- Emailing spam out to millions of Internet users.
- Generating fake Internet traffic on a third-party website for financial gain.
- Replacing banner ads in your web browser specifically targeted at you.
- Pop-ups ads designed to get you to pay for the removal of the botnet through a phony anti-spyware package.
The short answer is that a botnet is hijacking your computer to do what botnets do -- carry out mundane tasks -- faster and better.
How to Protect Yourself From Botnets
Most people who are infected with botnets aren’t even aware that their computer’s security has become compromised. However, taking simple, common-sense precautions when using the Internet can not only remove botnets that have been installed, it can also prevent them from being installed on your computer, tablet and phone in the first place.
- Good security begins with an Internet security suite that detects malware that has been installed, removes what’s present on your machine and prevents future attacks.
- Always update your computer’s operating system as early as possible. Hackers often utilize known flaws in operating system security to install botnets. You can even set your computer to install updates automatically.
- The same is true of applications on your computer, phone and tablet. Once weakness are found and announced by software companies, hackers rush to create programs to exploit those weaknesses.
- Don’t download attachments or click on links from email addresses you don’t recognize. This is one of the most common vectors for all forms of malware.
- Use a firewall when browsing the Internet. This is easy to do with Mac computers, as they come with Firewall software pre-installed. If you’re using a Windows-based machine, you might need to install third-party software.
- Don’t visit websites that are known distributors of malware. One of the things that a full-service Internet security suite can do is warn you when you’re visiting such sites. When in doubt, check with Norton Safe Web.
In general, hackers tend to look for low-hanging fruit. If you can mount even basic defenses, botnets and other forms of malware are going to look for easier targets.
Want to learn more about these types of threats and where they come from? Check out the trailer for Episode two of "The Most Dangerous Town On the Internet- Where Cybercrime Goes to Hide" below. The full documentary premieres March 10th! check it out on MostDangerousTown.com

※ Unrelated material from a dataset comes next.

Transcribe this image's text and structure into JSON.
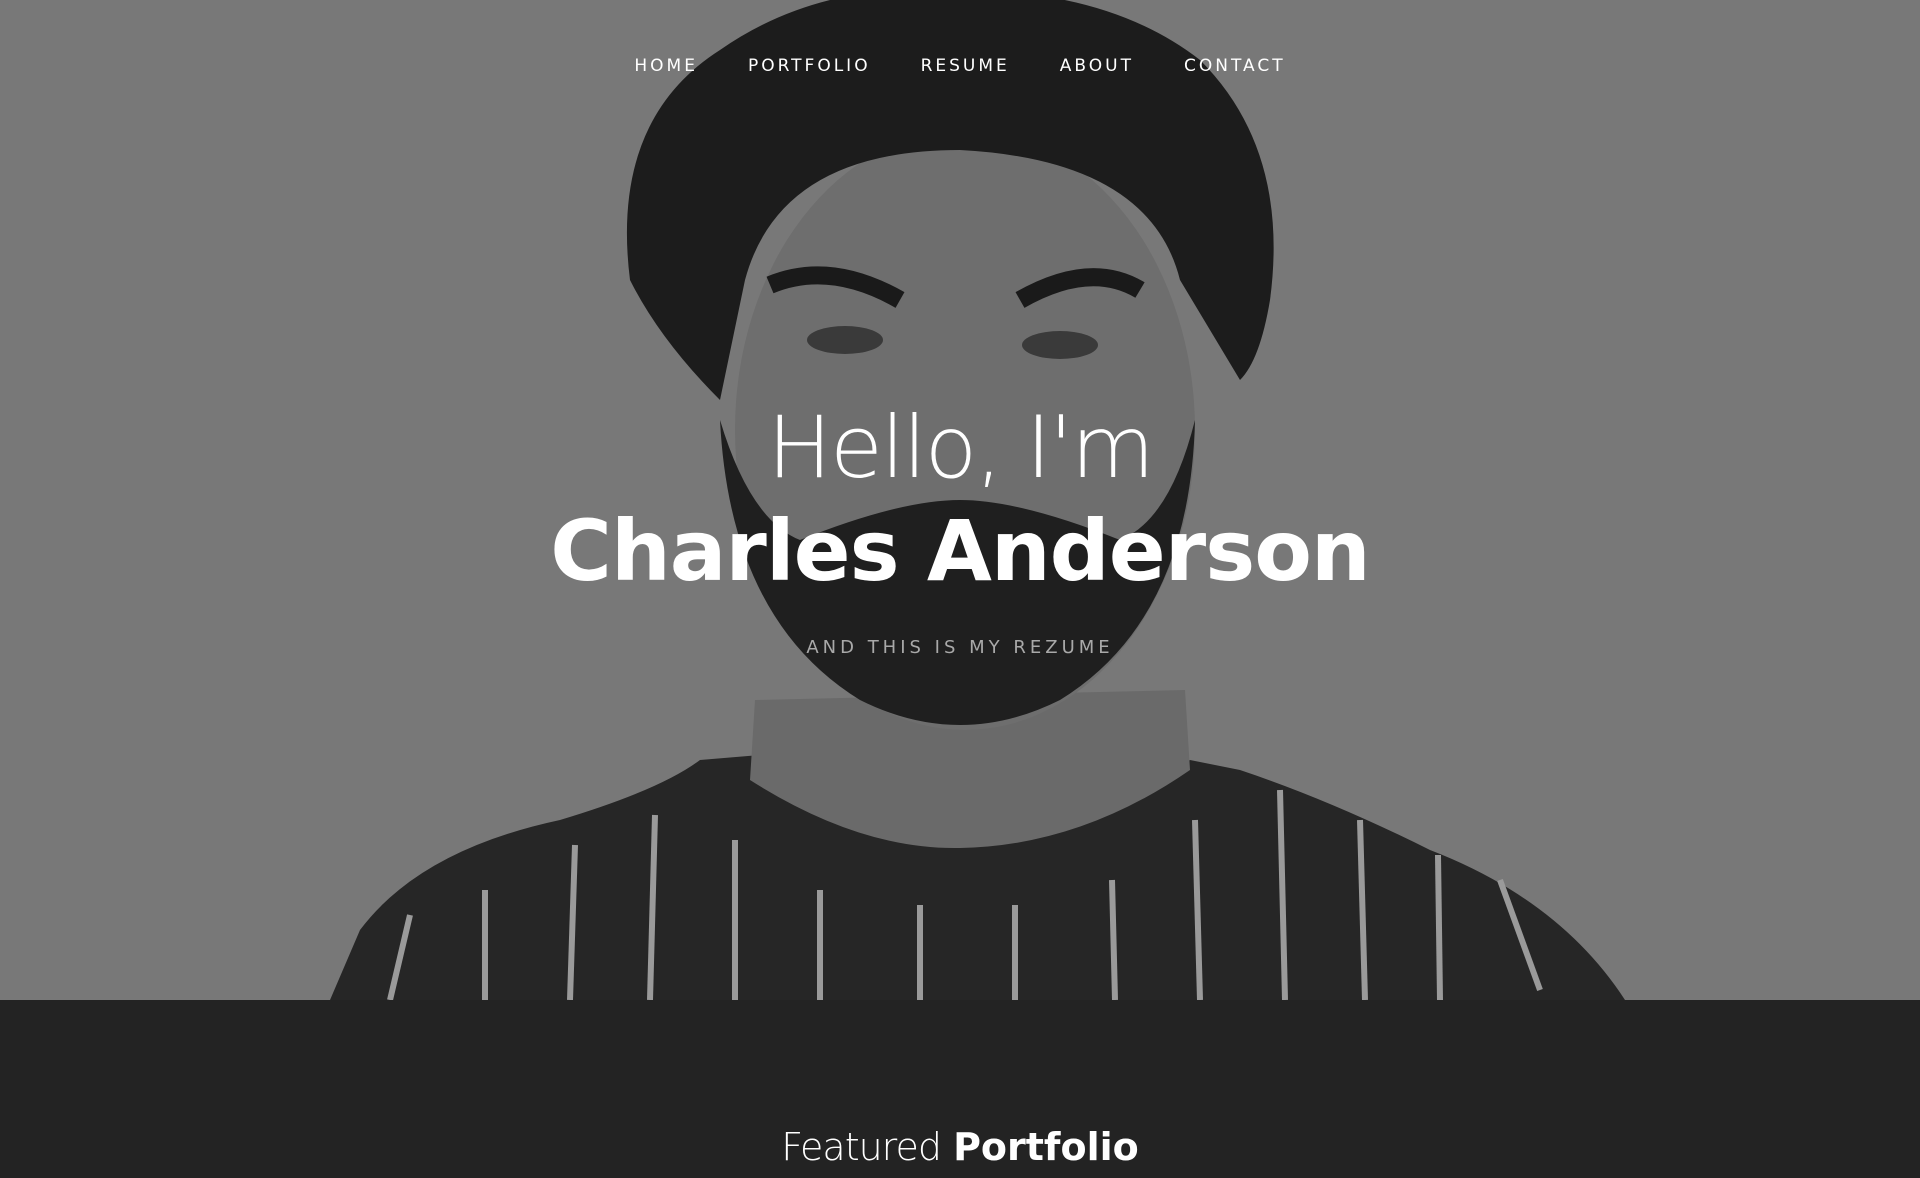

Isn't it time to upgrade your security?
Upgrading to new devices and software can often mean downgrading your privacy and security. It’s time to take your security seriously. Download the full version of Norton Security Deluxe free for 30 days, and test-drive it on up to 5 of your devices – PCs, Macs, smartphones or tablets.

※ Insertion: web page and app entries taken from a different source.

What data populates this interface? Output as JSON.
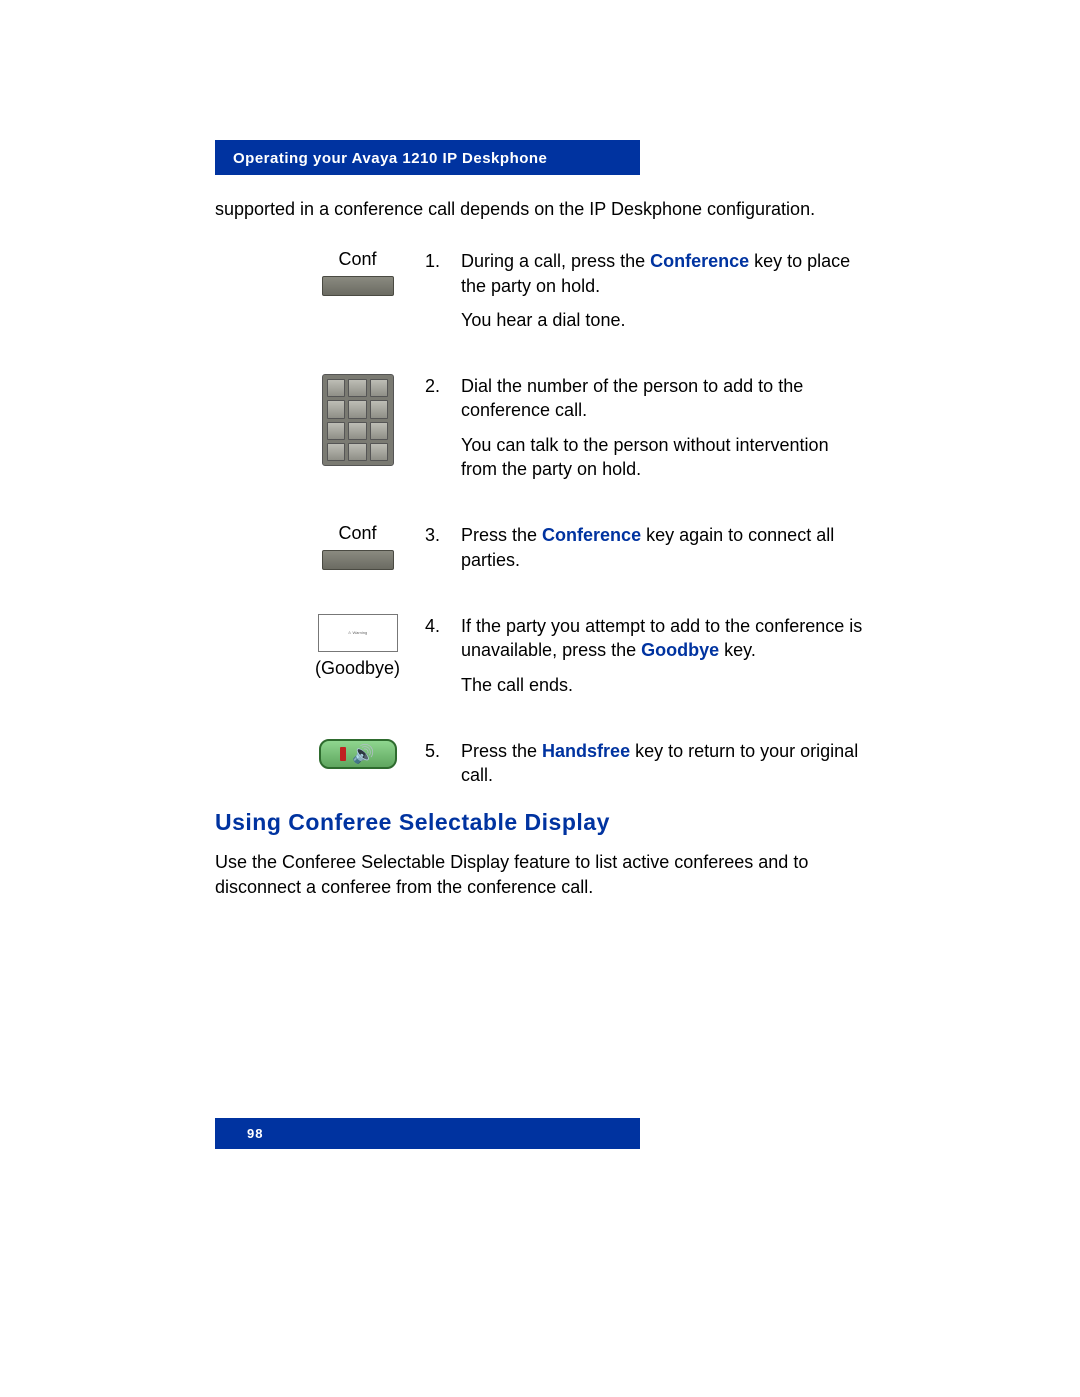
{
  "header": {
    "title": "Operating your Avaya 1210 IP Deskphone"
  },
  "intro": "supported in a conference call depends on the IP Deskphone configuration.",
  "steps": [
    {
      "icon": "softkey",
      "label": "Conf",
      "num": "1.",
      "line1_pre": "During a call, press the ",
      "line1_key": "Conference",
      "line1_post": " key to place the party on hold.",
      "line2": "You hear a dial tone."
    },
    {
      "icon": "keypad",
      "label": "",
      "num": "2.",
      "line1_pre": "Dial the number of the person to add to the conference call.",
      "line1_key": "",
      "line1_post": "",
      "line2": "You can talk to the person without intervention from the party on hold."
    },
    {
      "icon": "softkey",
      "label": "Conf",
      "num": "3.",
      "line1_pre": "Press the ",
      "line1_key": "Conference",
      "line1_post": " key again to connect all parties.",
      "line2": ""
    },
    {
      "icon": "warning",
      "label": "(Goodbye)",
      "num": "4.",
      "line1_pre": "If the party you attempt to add to the conference is unavailable, press the ",
      "line1_key": "Goodbye",
      "line1_post": " key.",
      "line2": "The call ends."
    },
    {
      "icon": "handsfree",
      "label": "",
      "num": "5.",
      "line1_pre": "Press the ",
      "line1_key": "Handsfree",
      "line1_post": " key to return to your original call.",
      "line2": ""
    }
  ],
  "section": {
    "heading": "Using Conferee Selectable Display",
    "body": "Use the Conferee Selectable Display feature to list active conferees and to disconnect a conferee from the conference call."
  },
  "footer": {
    "page_number": "98"
  }
}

Create an account today and be up and running in minutes.
Symantec Corporation, the world’s leading cyber security company, allows organizations, governments, and people to secure their most important data wherever it lives. More than 50 million people and families rely on Symantec’s Norton and LifeLock comprehensive digital safety platform to help protect their personal information, devices, home networks, and identities.
Copyright © 2022 NortonLifeLock Inc. All rights reserved. NortonLifeLock, the NortonLifeLock Logo, the Checkmark Logo, Norton, LifeLock, and the LockMan Logo are trademarks or registered trademarks of NortonLifeLock Inc. or its affiliates in the United States and other countries. Firefox is a trademark of Mozilla Foundation. Android, Google Chrome, Google Play and the Google Play logo are trademarks of Google, LLC. Mac, iPhone, iPad, Apple and the Apple logo are trademarks of Apple Inc., registered in the U.S. and other countries. App Store is a service mark of Apple Inc. Alexa and all related logos are trademarks of Amazon.com, Inc. or its affiliates. Microsoft and the Window logo are trademarks of Microsoft Corporation in the U.S. and other countries. The Android robot is reproduced or modified from work created and shared by Google and used according to terms described in the Creative Commons 3.0 Attribution License. Other names may be trademarks of their respective owners.